Despite being the only front-wheel drive car in the contest, there’s absolutely no torque steer to speak of when the hammer drops. And the hammer can drop with plenty of fury. Output from the turbocharged 2.0-liter is rated at 306 horsepower and 295 lb-ft of torque, though there’s good reason to believe those are underrated figures. The motor is an absolute fire-breather from top to bottom and helped the Civic to a lap time of 1:22.45, the fastest of the four.

ALSO SEE: 2017 Honda Civic Type R Review

Of course, top-level performance is about more than power, and the Honda benefits from a well-executed package that features a properly dialed-in, well, everything. The transmission, with its short, precise throws, is a marvel to row, while the adaptive dampers work well to handle weight transfer without upsetting the balance of the car. Add in yet another awesome torque vectoring system, and understeer never even enters the equation as the Civic heads into turn after turn at full tilt. A big nod goes to the brakes, which slow the car in a hurry without pulling in any particular direction.

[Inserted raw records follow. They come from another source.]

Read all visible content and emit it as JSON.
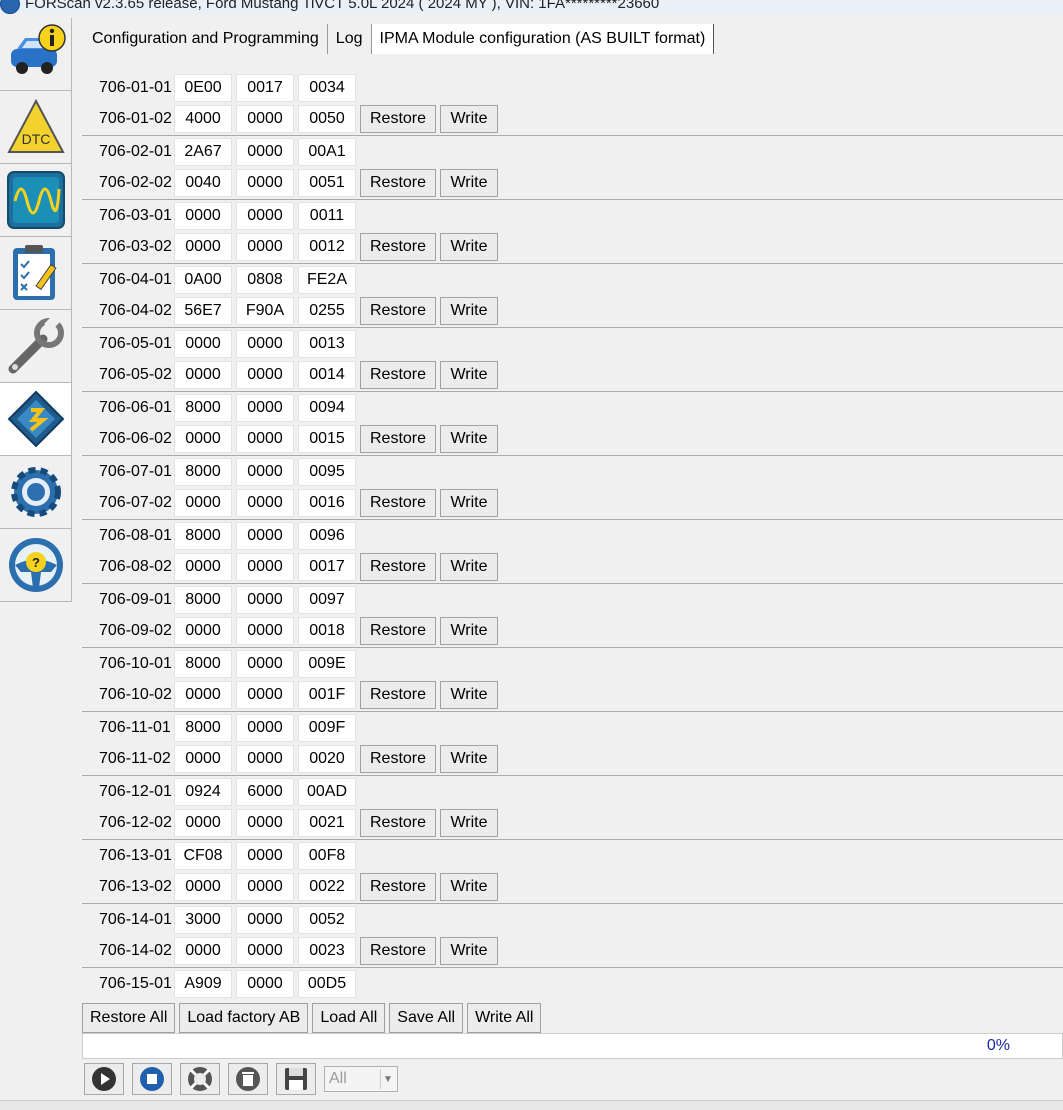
{
  "window": {
    "title": "FORScan v2.3.65 release, Ford Mustang TiVCT 5.0L 2024 ( 2024 MY ), VIN: 1FA*********23660"
  },
  "sidebar": {
    "items": [
      {
        "name": "vehicle-info"
      },
      {
        "name": "dtc"
      },
      {
        "name": "oscilloscope"
      },
      {
        "name": "tests-checklist"
      },
      {
        "name": "service-wrench"
      },
      {
        "name": "module-configuration",
        "active": true
      },
      {
        "name": "settings-gear"
      },
      {
        "name": "help"
      }
    ]
  },
  "tabs": [
    {
      "label": "Configuration and Programming"
    },
    {
      "label": "Log"
    },
    {
      "label": "IPMA Module configuration (AS BUILT format)",
      "active": true
    }
  ],
  "buttons": {
    "restore": "Restore",
    "write": "Write"
  },
  "rows": [
    {
      "a1": "706-01-01",
      "v1": [
        "0E00",
        "0017",
        "0034"
      ],
      "a2": "706-01-02",
      "v2": [
        "4000",
        "0000",
        "0050"
      ]
    },
    {
      "a1": "706-02-01",
      "v1": [
        "2A67",
        "0000",
        "00A1"
      ],
      "a2": "706-02-02",
      "v2": [
        "0040",
        "0000",
        "0051"
      ]
    },
    {
      "a1": "706-03-01",
      "v1": [
        "0000",
        "0000",
        "0011"
      ],
      "a2": "706-03-02",
      "v2": [
        "0000",
        "0000",
        "0012"
      ]
    },
    {
      "a1": "706-04-01",
      "v1": [
        "0A00",
        "0808",
        "FE2A"
      ],
      "a2": "706-04-02",
      "v2": [
        "56E7",
        "F90A",
        "0255"
      ]
    },
    {
      "a1": "706-05-01",
      "v1": [
        "0000",
        "0000",
        "0013"
      ],
      "a2": "706-05-02",
      "v2": [
        "0000",
        "0000",
        "0014"
      ]
    },
    {
      "a1": "706-06-01",
      "v1": [
        "8000",
        "0000",
        "0094"
      ],
      "a2": "706-06-02",
      "v2": [
        "0000",
        "0000",
        "0015"
      ]
    },
    {
      "a1": "706-07-01",
      "v1": [
        "8000",
        "0000",
        "0095"
      ],
      "a2": "706-07-02",
      "v2": [
        "0000",
        "0000",
        "0016"
      ]
    },
    {
      "a1": "706-08-01",
      "v1": [
        "8000",
        "0000",
        "0096"
      ],
      "a2": "706-08-02",
      "v2": [
        "0000",
        "0000",
        "0017"
      ]
    },
    {
      "a1": "706-09-01",
      "v1": [
        "8000",
        "0000",
        "0097"
      ],
      "a2": "706-09-02",
      "v2": [
        "0000",
        "0000",
        "0018"
      ]
    },
    {
      "a1": "706-10-01",
      "v1": [
        "8000",
        "0000",
        "009E"
      ],
      "a2": "706-10-02",
      "v2": [
        "0000",
        "0000",
        "001F"
      ]
    },
    {
      "a1": "706-11-01",
      "v1": [
        "8000",
        "0000",
        "009F"
      ],
      "a2": "706-11-02",
      "v2": [
        "0000",
        "0000",
        "0020"
      ]
    },
    {
      "a1": "706-12-01",
      "v1": [
        "0924",
        "6000",
        "00AD"
      ],
      "a2": "706-12-02",
      "v2": [
        "0000",
        "0000",
        "0021"
      ]
    },
    {
      "a1": "706-13-01",
      "v1": [
        "CF08",
        "0000",
        "00F8"
      ],
      "a2": "706-13-02",
      "v2": [
        "0000",
        "0000",
        "0022"
      ]
    },
    {
      "a1": "706-14-01",
      "v1": [
        "3000",
        "0000",
        "0052"
      ],
      "a2": "706-14-02",
      "v2": [
        "0000",
        "0000",
        "0023"
      ]
    },
    {
      "a1": "706-15-01",
      "v1": [
        "A909",
        "0000",
        "00D5"
      ]
    }
  ],
  "bottom_buttons": [
    "Restore All",
    "Load factory AB",
    "Load All",
    "Save All",
    "Write All"
  ],
  "progress": {
    "value": 0,
    "label": "0%"
  },
  "toolbar": {
    "icons": [
      "play-icon",
      "stop-icon",
      "lifebuoy-icon",
      "trash-icon",
      "save-icon"
    ],
    "filter_select": "All"
  }
}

Honda also managed to make this Super Civic a pretty economical one, with the combined 25 mpg average easily to not only match but exceed. If all that weren’t enough, it’s also the most affordable of the four. Stickered at $33,900, it undercuts its rivals by a healthy margin while offering most, if not all, of the creature comforts one would want. If there was one nit to pick with the Type R it would be its exterior styling. “Who designed this car?” Craig Cole wonders. “It looks like a Picasso painting rendered in three dimensions, with all those weird angles and surfaces.” But then again, you don’t have to look at the outside when you’re sitting behind the wheel.